Mart van Schijndel designed not only buildings, but also furniture and utensils. His product-design oeuvre is equivalent to his architectural work. In his eyes, a design for a building was unfinished unless he had also shaped much of the interior design and the furnishings – as is certainly the case in his own home. In addition to the design of the kitchen and bathrooms, many lighting fixtures, tables, chairs and utensils were designed and produced especially for this house. In many cases, these designs were not made in advance, but emerged in the early years of Van Schijndel living in the house.

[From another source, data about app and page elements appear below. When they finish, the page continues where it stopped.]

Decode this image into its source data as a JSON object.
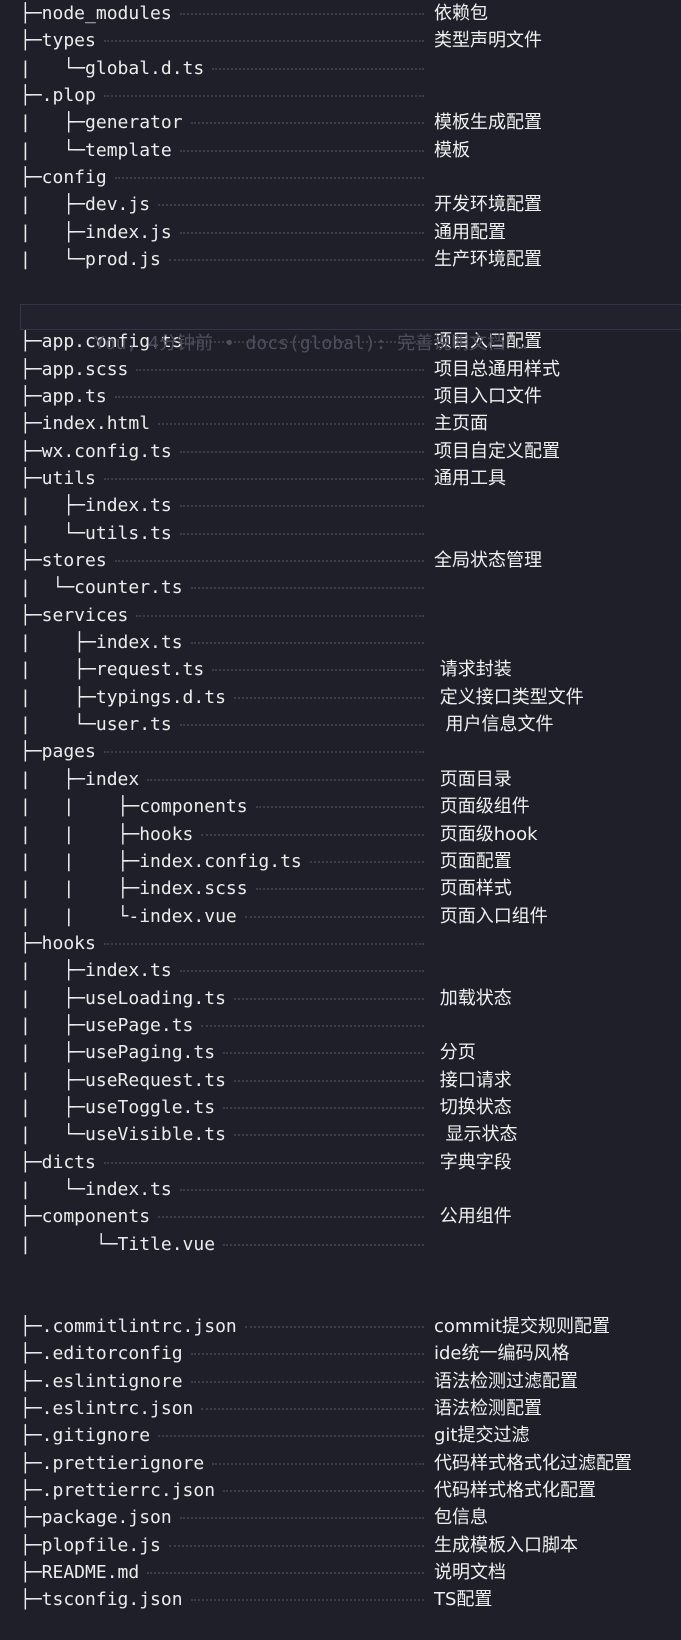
{
  "editor": {
    "lines": [
      {
        "tree": "├─node_modules",
        "comment": "依赖包"
      },
      {
        "tree": "├─types",
        "comment": "类型声明文件"
      },
      {
        "tree": "|   └─global.d.ts",
        "comment": ""
      },
      {
        "tree": "├─.plop",
        "comment": ""
      },
      {
        "tree": "|   ├─generator",
        "comment": "模板生成配置"
      },
      {
        "tree": "|   └─template",
        "comment": "模板"
      },
      {
        "tree": "├─config",
        "comment": ""
      },
      {
        "tree": "|   ├─dev.js",
        "comment": "开发环境配置"
      },
      {
        "tree": "|   ├─index.js",
        "comment": "通用配置"
      },
      {
        "tree": "|   └─prod.js",
        "comment": "生产环境配置"
      },
      {
        "tree": "",
        "comment": ""
      },
      {
        "tree": "",
        "comment": ""
      },
      {
        "tree": "├─app.config.ts",
        "comment": "项目入口配置"
      },
      {
        "tree": "├─app.scss",
        "comment": "项目总通用样式"
      },
      {
        "tree": "├─app.ts",
        "comment": "项目入口文件"
      },
      {
        "tree": "├─index.html",
        "comment": "主页面"
      },
      {
        "tree": "├─wx.config.ts",
        "comment": "项目自定义配置"
      },
      {
        "tree": "├─utils",
        "comment": "通用工具"
      },
      {
        "tree": "|   ├─index.ts",
        "comment": ""
      },
      {
        "tree": "|   └─utils.ts",
        "comment": ""
      },
      {
        "tree": "├─stores",
        "comment": "全局状态管理"
      },
      {
        "tree": "|  └─counter.ts",
        "comment": ""
      },
      {
        "tree": "├─services",
        "comment": ""
      },
      {
        "tree": "|    ├─index.ts",
        "comment": ""
      },
      {
        "tree": "|    ├─request.ts",
        "comment": " 请求封装"
      },
      {
        "tree": "|    ├─typings.d.ts",
        "comment": " 定义接口类型文件"
      },
      {
        "tree": "|    └─user.ts",
        "comment": "  用户信息文件"
      },
      {
        "tree": "├─pages",
        "comment": ""
      },
      {
        "tree": "|   ├─index",
        "comment": " 页面目录"
      },
      {
        "tree": "|   |    ├─components",
        "comment": " 页面级组件"
      },
      {
        "tree": "|   |    ├─hooks",
        "comment": " 页面级hook"
      },
      {
        "tree": "|   |    ├─index.config.ts",
        "comment": " 页面配置"
      },
      {
        "tree": "|   |    ├─index.scss",
        "comment": " 页面样式"
      },
      {
        "tree": "|   |    └-index.vue",
        "comment": " 页面入口组件"
      },
      {
        "tree": "├─hooks",
        "comment": ""
      },
      {
        "tree": "|   ├─index.ts",
        "comment": ""
      },
      {
        "tree": "|   ├─useLoading.ts",
        "comment": " 加载状态"
      },
      {
        "tree": "|   ├─usePage.ts",
        "comment": ""
      },
      {
        "tree": "|   ├─usePaging.ts",
        "comment": " 分页"
      },
      {
        "tree": "|   ├─useRequest.ts",
        "comment": " 接口请求"
      },
      {
        "tree": "|   ├─useToggle.ts",
        "comment": " 切换状态"
      },
      {
        "tree": "|   └─useVisible.ts",
        "comment": "  显示状态"
      },
      {
        "tree": "├─dicts",
        "comment": " 字典字段"
      },
      {
        "tree": "|   └─index.ts",
        "comment": ""
      },
      {
        "tree": "├─components",
        "comment": " 公用组件"
      },
      {
        "tree": "|      └─Title.vue",
        "comment": ""
      },
      {
        "tree": "",
        "comment": ""
      },
      {
        "tree": "",
        "comment": ""
      },
      {
        "tree": "├─.commitlintrc.json",
        "comment": "commit提交规则配置"
      },
      {
        "tree": "├─.editorconfig",
        "comment": "ide统一编码风格"
      },
      {
        "tree": "├─.eslintignore",
        "comment": "语法检测过滤配置"
      },
      {
        "tree": "├─.eslintrc.json",
        "comment": "语法检测配置"
      },
      {
        "tree": "├─.gitignore",
        "comment": "git提交过滤"
      },
      {
        "tree": "├─.prettierignore",
        "comment": "代码样式格式化过滤配置"
      },
      {
        "tree": "├─.prettierrc.json",
        "comment": "代码样式格式化配置"
      },
      {
        "tree": "├─package.json",
        "comment": "包信息"
      },
      {
        "tree": "├─plopfile.js",
        "comment": "生成模板入口脚本"
      },
      {
        "tree": "├─README.md",
        "comment": "说明文档"
      },
      {
        "tree": "├─tsconfig.json",
        "comment": "TS配置"
      }
    ],
    "blame": "You, 4分钟前 • docs(global): 完善说明文档 …"
  },
  "colors": {
    "background": "#1f1f29",
    "text": "#e8e8e8",
    "dots": "#3c3c4a",
    "blame": "#4e4e5e"
  }
}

The vase Delta is the most famous example of Van Schijndel’s preference for the triangular shape. The minimalist simplicity of the many pirated Delta Vase brought him international recognition. This design from 1981 is a true Dutch design classic. Unlike all other glass vases, this vase is not made from blown glass, but composed of three glass plates, glued together with silicone. The vase is now part of several museum collections, including those of the Stedelijk Museum in Amsterdam and Rotterdam Boijmans van Beuningen.

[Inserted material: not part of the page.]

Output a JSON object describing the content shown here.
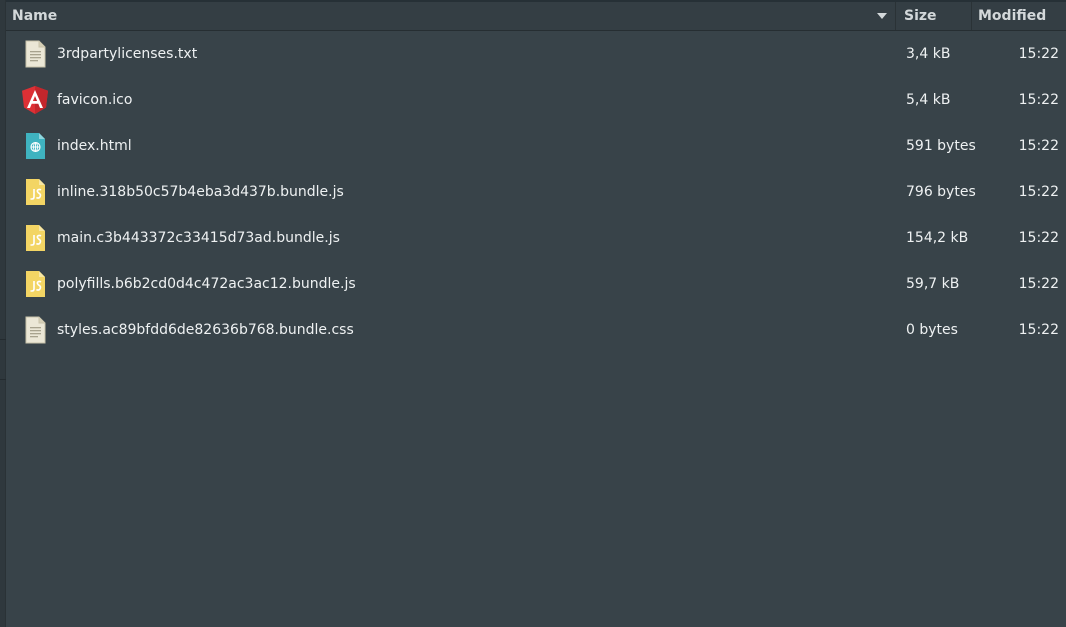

The bookshelves are formed from 3 mm-thin, clear anodised aluminium panels. Because they are folded both downwards and upwards, they have more than enough stiffness to carry a row of books. They are relatively large in area. The supporting strength of one of the walls in the office was limited, which would tear ordinary bookshelves loose, but thanks to the large vertical pressure surface here the forces can be spread over a larger area. The folded-over, triangle- shaped raised profiles provide a continuous pattern on the wall through which unity is established.